== WORK TO COMPLETE ==
Reproduce the data below in full. Nothing should differ from the original.

=== Section Start ===

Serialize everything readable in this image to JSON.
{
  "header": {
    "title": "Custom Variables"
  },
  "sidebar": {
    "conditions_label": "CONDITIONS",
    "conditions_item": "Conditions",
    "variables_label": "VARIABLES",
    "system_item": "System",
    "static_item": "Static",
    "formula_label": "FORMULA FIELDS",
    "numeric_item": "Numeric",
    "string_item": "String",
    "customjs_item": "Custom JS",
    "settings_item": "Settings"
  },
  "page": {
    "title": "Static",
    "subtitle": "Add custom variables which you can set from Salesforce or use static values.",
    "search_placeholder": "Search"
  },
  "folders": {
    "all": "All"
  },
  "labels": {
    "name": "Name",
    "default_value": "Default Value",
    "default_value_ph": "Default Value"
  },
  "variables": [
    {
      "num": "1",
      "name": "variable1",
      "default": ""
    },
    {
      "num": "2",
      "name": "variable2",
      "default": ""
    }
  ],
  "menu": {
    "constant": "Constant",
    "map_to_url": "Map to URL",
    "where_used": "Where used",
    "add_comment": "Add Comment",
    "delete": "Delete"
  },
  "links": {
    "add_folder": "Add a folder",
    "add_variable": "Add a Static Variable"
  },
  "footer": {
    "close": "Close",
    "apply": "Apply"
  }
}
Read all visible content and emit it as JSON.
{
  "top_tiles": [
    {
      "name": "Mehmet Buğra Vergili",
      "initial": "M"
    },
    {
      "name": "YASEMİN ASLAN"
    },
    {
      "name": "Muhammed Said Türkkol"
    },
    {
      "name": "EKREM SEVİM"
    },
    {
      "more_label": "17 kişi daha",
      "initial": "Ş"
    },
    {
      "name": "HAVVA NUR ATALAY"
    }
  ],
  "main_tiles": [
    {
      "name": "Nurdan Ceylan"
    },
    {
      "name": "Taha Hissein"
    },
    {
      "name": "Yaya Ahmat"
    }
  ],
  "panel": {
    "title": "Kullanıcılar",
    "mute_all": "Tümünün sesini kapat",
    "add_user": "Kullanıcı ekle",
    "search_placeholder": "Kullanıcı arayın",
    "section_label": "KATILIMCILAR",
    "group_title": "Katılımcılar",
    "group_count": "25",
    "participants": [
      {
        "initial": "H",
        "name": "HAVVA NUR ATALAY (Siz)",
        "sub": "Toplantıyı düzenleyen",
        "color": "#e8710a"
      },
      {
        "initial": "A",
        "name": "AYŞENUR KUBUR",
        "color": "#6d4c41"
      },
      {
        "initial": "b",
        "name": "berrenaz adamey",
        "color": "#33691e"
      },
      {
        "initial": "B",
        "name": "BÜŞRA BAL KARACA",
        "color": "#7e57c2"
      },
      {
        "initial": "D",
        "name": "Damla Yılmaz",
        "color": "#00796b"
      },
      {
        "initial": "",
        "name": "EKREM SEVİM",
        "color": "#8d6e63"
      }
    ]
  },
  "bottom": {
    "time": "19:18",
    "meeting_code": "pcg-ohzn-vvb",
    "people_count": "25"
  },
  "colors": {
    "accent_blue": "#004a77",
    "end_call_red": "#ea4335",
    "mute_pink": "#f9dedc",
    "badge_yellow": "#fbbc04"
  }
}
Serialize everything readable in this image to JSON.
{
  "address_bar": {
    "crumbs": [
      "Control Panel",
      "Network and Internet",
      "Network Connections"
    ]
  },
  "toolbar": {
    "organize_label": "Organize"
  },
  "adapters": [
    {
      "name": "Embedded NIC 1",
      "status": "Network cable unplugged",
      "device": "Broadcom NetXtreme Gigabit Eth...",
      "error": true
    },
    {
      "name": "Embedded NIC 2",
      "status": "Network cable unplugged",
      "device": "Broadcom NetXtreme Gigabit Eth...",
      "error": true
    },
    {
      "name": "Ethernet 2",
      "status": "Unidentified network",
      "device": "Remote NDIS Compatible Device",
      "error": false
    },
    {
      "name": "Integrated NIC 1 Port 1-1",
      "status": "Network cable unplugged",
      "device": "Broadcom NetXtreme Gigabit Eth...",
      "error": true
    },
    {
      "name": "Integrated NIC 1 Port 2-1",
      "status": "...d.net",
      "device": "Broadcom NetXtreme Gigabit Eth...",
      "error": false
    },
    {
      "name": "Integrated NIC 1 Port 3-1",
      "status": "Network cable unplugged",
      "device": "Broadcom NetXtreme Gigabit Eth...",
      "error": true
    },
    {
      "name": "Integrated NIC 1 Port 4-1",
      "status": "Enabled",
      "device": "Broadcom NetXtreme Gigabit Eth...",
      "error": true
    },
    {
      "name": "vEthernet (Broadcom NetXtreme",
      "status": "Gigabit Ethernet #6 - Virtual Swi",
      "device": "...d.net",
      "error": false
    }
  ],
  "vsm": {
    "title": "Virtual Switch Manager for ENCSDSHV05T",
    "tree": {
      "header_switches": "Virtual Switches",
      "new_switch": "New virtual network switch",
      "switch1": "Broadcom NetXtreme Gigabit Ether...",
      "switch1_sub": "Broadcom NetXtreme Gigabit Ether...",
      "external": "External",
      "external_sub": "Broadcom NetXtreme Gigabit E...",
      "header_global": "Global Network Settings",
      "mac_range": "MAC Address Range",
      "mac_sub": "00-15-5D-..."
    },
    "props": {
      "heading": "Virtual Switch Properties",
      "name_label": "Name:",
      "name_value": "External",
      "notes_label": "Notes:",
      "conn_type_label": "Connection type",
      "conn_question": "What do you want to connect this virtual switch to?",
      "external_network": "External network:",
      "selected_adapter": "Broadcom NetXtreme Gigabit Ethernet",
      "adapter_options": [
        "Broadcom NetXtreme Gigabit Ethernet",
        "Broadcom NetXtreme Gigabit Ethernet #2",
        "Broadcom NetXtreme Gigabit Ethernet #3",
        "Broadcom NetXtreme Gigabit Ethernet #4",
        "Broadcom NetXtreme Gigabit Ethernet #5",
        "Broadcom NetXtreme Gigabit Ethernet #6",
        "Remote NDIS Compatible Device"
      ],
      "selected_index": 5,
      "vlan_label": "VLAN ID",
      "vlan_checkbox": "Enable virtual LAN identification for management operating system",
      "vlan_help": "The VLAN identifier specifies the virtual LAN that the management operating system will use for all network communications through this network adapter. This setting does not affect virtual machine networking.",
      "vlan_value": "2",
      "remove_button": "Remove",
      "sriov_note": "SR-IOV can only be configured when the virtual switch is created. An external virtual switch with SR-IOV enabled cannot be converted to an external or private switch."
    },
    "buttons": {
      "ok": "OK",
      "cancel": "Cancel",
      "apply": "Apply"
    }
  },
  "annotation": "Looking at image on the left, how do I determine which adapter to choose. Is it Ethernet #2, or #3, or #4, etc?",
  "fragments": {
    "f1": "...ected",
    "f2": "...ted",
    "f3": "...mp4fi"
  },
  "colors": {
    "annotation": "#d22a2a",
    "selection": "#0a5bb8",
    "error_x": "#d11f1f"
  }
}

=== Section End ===

== ANSWER SECTION ==
Serialize everything readable in this image to JSON.
{
  "header": {
    "title": "Custom Variables"
  },
  "sidebar": {
    "conditions_label": "CONDITIONS",
    "conditions_item": "Conditions",
    "variables_label": "VARIABLES",
    "system_item": "System",
    "static_item": "Static",
    "formula_label": "FORMULA FIELDS",
    "numeric_item": "Numeric",
    "string_item": "String",
    "customjs_item": "Custom JS",
    "settings_item": "Settings"
  },
  "page": {
    "title": "Static",
    "subtitle": "Add custom variables which you can set from Salesforce or use static values.",
    "search_placeholder": "Search"
  },
  "folders": {
    "all": "All"
  },
  "labels": {
    "name": "Name",
    "default_value": "Default Value",
    "default_value_ph": "Default Value"
  },
  "variables": [
    {
      "num": "1",
      "name": "variable1",
      "default": ""
    },
    {
      "num": "2",
      "name": "variable2",
      "default": ""
    }
  ],
  "menu": {
    "constant": "Constant",
    "map_to_url": "Map to URL",
    "where_used": "Where used",
    "add_comment": "Add Comment",
    "delete": "Delete"
  },
  "links": {
    "add_folder": "Add a folder",
    "add_variable": "Add a Static Variable"
  },
  "footer": {
    "close": "Close",
    "apply": "Apply"
  }
}
Read all visible content and emit it as JSON.
{
  "top_tiles": [
    {
      "name": "Mehmet Buğra Vergili",
      "initial": "M"
    },
    {
      "name": "YASEMİN ASLAN"
    },
    {
      "name": "Muhammed Said Türkkol"
    },
    {
      "name": "EKREM SEVİM"
    },
    {
      "more_label": "17 kişi daha",
      "initial": "Ş"
    },
    {
      "name": "HAVVA NUR ATALAY"
    }
  ],
  "main_tiles": [
    {
      "name": "Nurdan Ceylan"
    },
    {
      "name": "Taha Hissein"
    },
    {
      "name": "Yaya Ahmat"
    }
  ],
  "panel": {
    "title": "Kullanıcılar",
    "mute_all": "Tümünün sesini kapat",
    "add_user": "Kullanıcı ekle",
    "search_placeholder": "Kullanıcı arayın",
    "section_label": "KATILIMCILAR",
    "group_title": "Katılımcılar",
    "group_count": "25",
    "participants": [
      {
        "initial": "H",
        "name": "HAVVA NUR ATALAY (Siz)",
        "sub": "Toplantıyı düzenleyen",
        "color": "#e8710a"
      },
      {
        "initial": "A",
        "name": "AYŞENUR KUBUR",
        "color": "#6d4c41"
      },
      {
        "initial": "b",
        "name": "berrenaz adamey",
        "color": "#33691e"
      },
      {
        "initial": "B",
        "name": "BÜŞRA BAL KARACA",
        "color": "#7e57c2"
      },
      {
        "initial": "D",
        "name": "Damla Yılmaz",
        "color": "#00796b"
      },
      {
        "initial": "",
        "name": "EKREM SEVİM",
        "color": "#8d6e63"
      }
    ]
  },
  "bottom": {
    "time": "19:18",
    "meeting_code": "pcg-ohzn-vvb",
    "people_count": "25"
  },
  "colors": {
    "accent_blue": "#004a77",
    "end_call_red": "#ea4335",
    "mute_pink": "#f9dedc",
    "badge_yellow": "#fbbc04"
  }
}
Serialize everything readable in this image to JSON.
{
  "address_bar": {
    "crumbs": [
      "Control Panel",
      "Network and Internet",
      "Network Connections"
    ]
  },
  "toolbar": {
    "organize_label": "Organize"
  },
  "adapters": [
    {
      "name": "Embedded NIC 1",
      "status": "Network cable unplugged",
      "device": "Broadcom NetXtreme Gigabit Eth...",
      "error": true
    },
    {
      "name": "Embedded NIC 2",
      "status": "Network cable unplugged",
      "device": "Broadcom NetXtreme Gigabit Eth...",
      "error": true
    },
    {
      "name": "Ethernet 2",
      "status": "Unidentified network",
      "device": "Remote NDIS Compatible Device",
      "error": false
    },
    {
      "name": "Integrated NIC 1 Port 1-1",
      "status": "Network cable unplugged",
      "device": "Broadcom NetXtreme Gigabit Eth...",
      "error": true
    },
    {
      "name": "Integrated NIC 1 Port 2-1",
      "status": "...d.net",
      "device": "Broadcom NetXtreme Gigabit Eth...",
      "error": false
    },
    {
      "name": "Integrated NIC 1 Port 3-1",
      "status": "Network cable unplugged",
      "device": "Broadcom NetXtreme Gigabit Eth...",
      "error": true
    },
    {
      "name": "Integrated NIC 1 Port 4-1",
      "status": "Enabled",
      "device": "Broadcom NetXtreme Gigabit Eth...",
      "error": true
    },
    {
      "name": "vEthernet (Broadcom NetXtreme",
      "status": "Gigabit Ethernet #6 - Virtual Swi",
      "device": "...d.net",
      "error": false
    }
  ],
  "vsm": {
    "title": "Virtual Switch Manager for ENCSDSHV05T",
    "tree": {
      "header_switches": "Virtual Switches",
      "new_switch": "New virtual network switch",
      "switch1": "Broadcom NetXtreme Gigabit Ether...",
      "switch1_sub": "Broadcom NetXtreme Gigabit Ether...",
      "external": "External",
      "external_sub": "Broadcom NetXtreme Gigabit E...",
      "header_global": "Global Network Settings",
      "mac_range": "MAC Address Range",
      "mac_sub": "00-15-5D-..."
    },
    "props": {
      "heading": "Virtual Switch Properties",
      "name_label": "Name:",
      "name_value": "External",
      "notes_label": "Notes:",
      "conn_type_label": "Connection type",
      "conn_question": "What do you want to connect this virtual switch to?",
      "external_network": "External network:",
      "selected_adapter": "Broadcom NetXtreme Gigabit Ethernet",
      "adapter_options": [
        "Broadcom NetXtreme Gigabit Ethernet",
        "Broadcom NetXtreme Gigabit Ethernet #2",
        "Broadcom NetXtreme Gigabit Ethernet #3",
        "Broadcom NetXtreme Gigabit Ethernet #4",
        "Broadcom NetXtreme Gigabit Ethernet #5",
        "Broadcom NetXtreme Gigabit Ethernet #6",
        "Remote NDIS Compatible Device"
      ],
      "selected_index": 5,
      "vlan_label": "VLAN ID",
      "vlan_checkbox": "Enable virtual LAN identification for management operating system",
      "vlan_help": "The VLAN identifier specifies the virtual LAN that the management operating system will use for all network communications through this network adapter. This setting does not affect virtual machine networking.",
      "vlan_value": "2",
      "remove_button": "Remove",
      "sriov_note": "SR-IOV can only be configured when the virtual switch is created. An external virtual switch with SR-IOV enabled cannot be converted to an external or private switch."
    },
    "buttons": {
      "ok": "OK",
      "cancel": "Cancel",
      "apply": "Apply"
    }
  },
  "annotation": "Looking at image on the left, how do I determine which adapter to choose. Is it Ethernet #2, or #3, or #4, etc?",
  "fragments": {
    "f1": "...ected",
    "f2": "...ted",
    "f3": "...mp4fi"
  },
  "colors": {
    "annotation": "#d22a2a",
    "selection": "#0a5bb8",
    "error_x": "#d11f1f"
  }
}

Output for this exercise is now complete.